/home/joshua/Downloads/mnt/disk/mint4win.exe.zip, and cannot find /home/joshua/Downloads/mnt/disk/mint4win.exe.ZIP, period.
Am I doing somthing obvious wrong? Is this .exe expected to be run from a windows machine that is going to go over to mint?
I do not understand what you are doing. I never mess with the files in the .iso. I guess you could if you wanted to. Some people do.
To my understanding, the .iso file in the Linux Mint download is a source image file for burning a DVD. An .iso file is called a disk image
. You can unpack it using an archive program and you can extract the files, say to a hard drive or even to a USB flash drive, and you can look at them and run them, but to my way of thinking, the main purpose of an .iso file is to burn a DVD
You have to use a dvd burning program that will burn a disk image, an .iso file.
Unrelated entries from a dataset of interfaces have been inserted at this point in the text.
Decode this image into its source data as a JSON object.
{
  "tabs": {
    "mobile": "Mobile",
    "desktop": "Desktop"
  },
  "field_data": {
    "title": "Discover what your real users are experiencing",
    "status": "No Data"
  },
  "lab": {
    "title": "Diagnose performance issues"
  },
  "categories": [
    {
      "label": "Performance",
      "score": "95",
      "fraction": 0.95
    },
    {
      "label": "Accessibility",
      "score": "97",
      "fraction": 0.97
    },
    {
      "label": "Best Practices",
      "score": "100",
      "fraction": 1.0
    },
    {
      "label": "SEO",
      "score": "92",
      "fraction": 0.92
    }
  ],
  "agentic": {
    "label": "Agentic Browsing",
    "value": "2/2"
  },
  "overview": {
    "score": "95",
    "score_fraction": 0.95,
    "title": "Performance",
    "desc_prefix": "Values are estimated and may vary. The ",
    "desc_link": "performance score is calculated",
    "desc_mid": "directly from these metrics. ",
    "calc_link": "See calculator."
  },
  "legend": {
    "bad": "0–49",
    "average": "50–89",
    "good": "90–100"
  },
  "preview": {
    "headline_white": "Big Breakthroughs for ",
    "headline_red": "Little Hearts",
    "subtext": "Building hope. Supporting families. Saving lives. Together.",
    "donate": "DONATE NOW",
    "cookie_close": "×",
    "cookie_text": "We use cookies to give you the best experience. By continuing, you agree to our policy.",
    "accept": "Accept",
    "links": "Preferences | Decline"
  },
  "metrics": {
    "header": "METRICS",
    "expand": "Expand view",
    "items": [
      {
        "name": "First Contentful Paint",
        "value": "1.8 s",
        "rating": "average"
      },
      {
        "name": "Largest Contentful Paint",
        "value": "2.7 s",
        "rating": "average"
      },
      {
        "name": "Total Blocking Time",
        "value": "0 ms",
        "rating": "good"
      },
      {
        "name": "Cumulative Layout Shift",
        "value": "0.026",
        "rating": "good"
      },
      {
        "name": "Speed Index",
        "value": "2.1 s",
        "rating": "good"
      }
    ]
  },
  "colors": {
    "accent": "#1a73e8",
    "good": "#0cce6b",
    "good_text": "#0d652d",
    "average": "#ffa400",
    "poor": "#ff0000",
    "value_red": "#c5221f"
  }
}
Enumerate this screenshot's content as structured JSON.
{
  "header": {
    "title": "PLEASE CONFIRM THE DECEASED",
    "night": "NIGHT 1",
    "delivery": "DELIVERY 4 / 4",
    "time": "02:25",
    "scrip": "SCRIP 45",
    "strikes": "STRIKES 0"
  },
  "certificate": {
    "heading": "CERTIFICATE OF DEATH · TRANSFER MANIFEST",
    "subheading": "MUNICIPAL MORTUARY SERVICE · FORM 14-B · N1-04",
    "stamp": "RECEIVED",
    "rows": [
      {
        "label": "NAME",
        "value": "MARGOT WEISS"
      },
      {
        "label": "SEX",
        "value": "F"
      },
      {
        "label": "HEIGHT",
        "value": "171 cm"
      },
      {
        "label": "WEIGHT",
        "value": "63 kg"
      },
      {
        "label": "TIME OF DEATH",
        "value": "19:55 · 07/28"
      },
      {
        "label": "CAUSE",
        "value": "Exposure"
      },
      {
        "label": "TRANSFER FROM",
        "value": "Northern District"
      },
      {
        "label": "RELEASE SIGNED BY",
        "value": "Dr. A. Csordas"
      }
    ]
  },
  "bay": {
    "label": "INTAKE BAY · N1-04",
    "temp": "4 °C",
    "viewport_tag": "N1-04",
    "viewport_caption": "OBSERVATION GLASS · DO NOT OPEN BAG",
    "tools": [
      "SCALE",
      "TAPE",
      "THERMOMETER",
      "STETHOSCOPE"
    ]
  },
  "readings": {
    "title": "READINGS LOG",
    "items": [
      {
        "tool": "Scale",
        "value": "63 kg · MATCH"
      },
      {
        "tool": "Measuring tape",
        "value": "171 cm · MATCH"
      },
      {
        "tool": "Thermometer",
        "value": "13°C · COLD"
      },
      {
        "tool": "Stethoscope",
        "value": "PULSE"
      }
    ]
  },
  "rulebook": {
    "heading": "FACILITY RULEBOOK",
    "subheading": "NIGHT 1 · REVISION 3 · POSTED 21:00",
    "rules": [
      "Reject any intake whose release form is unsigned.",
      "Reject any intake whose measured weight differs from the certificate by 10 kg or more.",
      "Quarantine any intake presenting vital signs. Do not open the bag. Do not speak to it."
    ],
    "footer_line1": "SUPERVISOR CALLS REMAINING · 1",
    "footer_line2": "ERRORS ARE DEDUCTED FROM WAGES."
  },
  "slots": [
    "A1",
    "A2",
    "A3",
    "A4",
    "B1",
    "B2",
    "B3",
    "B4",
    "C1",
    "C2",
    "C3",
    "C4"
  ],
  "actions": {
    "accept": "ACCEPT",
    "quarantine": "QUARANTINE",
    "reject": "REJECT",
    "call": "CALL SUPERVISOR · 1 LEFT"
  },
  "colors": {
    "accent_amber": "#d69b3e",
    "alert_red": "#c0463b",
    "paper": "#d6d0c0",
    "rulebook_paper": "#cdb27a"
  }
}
Not all dvd burning programs will do that. For Windows, I use [url=http://infrarecorder.org/]Infrarecorder[/url]. I suggest you use that because it is free software for Windows and does not contain spyware. It works in Windows XP and Windows 7 and probably other versions. I have used Infrarecorder for years and trust it 100%. I do not trust any other dvd burning programs in Windows, not a single one.
Now once you run Infrarecorder, click on the "Write Image" icon in the program, and Infrarecorder will prompt you for your .iso file. Then you can burn the Linux Mint 14 Xfce install dvd. Assuming you don't get any errors--you can then boot from the dvd and install Linux Mint. If you do get errors, possibly your .iso file is corrupt--consider torrenting the .iso file rather than downloading, because downloading a large file is subject to occasional errors. I used to download those things, but nowadays I only torrent them, because torrenting ensures an error-free file. Love it. Thank you, Ktorrent! Best torrent program in the world.
I just wipe out whatever is on the drive when I install a Linux distro. I do not dual boot any of my machines. I do not have a dual Windows / Linux environ. I have a separate Windows machine and three Linux machines. I like to keep things simple. I don't like problems. But I read about a lot of people, including very smart people, who do dual boot and who also do all kinds of wild and far-out things like virtual machine and running Linux from within Windows or running Windows from within Linux. That's what that mint4win you mentioned is all about, I believe. Never used it, myself.
If you're thinking about keeping Windows on your machine, then you will may choose to go the mint4win route OR you can dual boot. Actually when you install Linux Mint, it will give you the option of having dual boot. So even in this case, you should burn that dvd and then boot from the dvd.
Mint4win is a program that runs from windows, and I don't know what all it does. There are detailed instructions for that around here somewhere--search the forum and maybe the Community wiki. I don't know a thing about mint4win, but I think it gets good reviews. I can't really help much there.
The only reason I keep a Windows system around at all is just for compatibility with a couple programs that I don't feel I can live without-- 1. Call Clerk by Rob LaTour, my answering machine; and 2. ACDSee. But I also like other windows programs such as Notepad++, and some programs do actually work better on Windows. I was looking at Filezilla today and I noticed that Kubuntu 13.04 (latest version) is only offering version 3.6, whereas Windows has already moved on to 3.7. The Ubuntu Linux repo's don't really keep on top of app updates like they should. I guess they have their hands full just updating the distro itself without worrying about the apps. Also, I think they don't bother messing with app updates because they like to provide incentives for people to update Ubuntu itself to the latest version.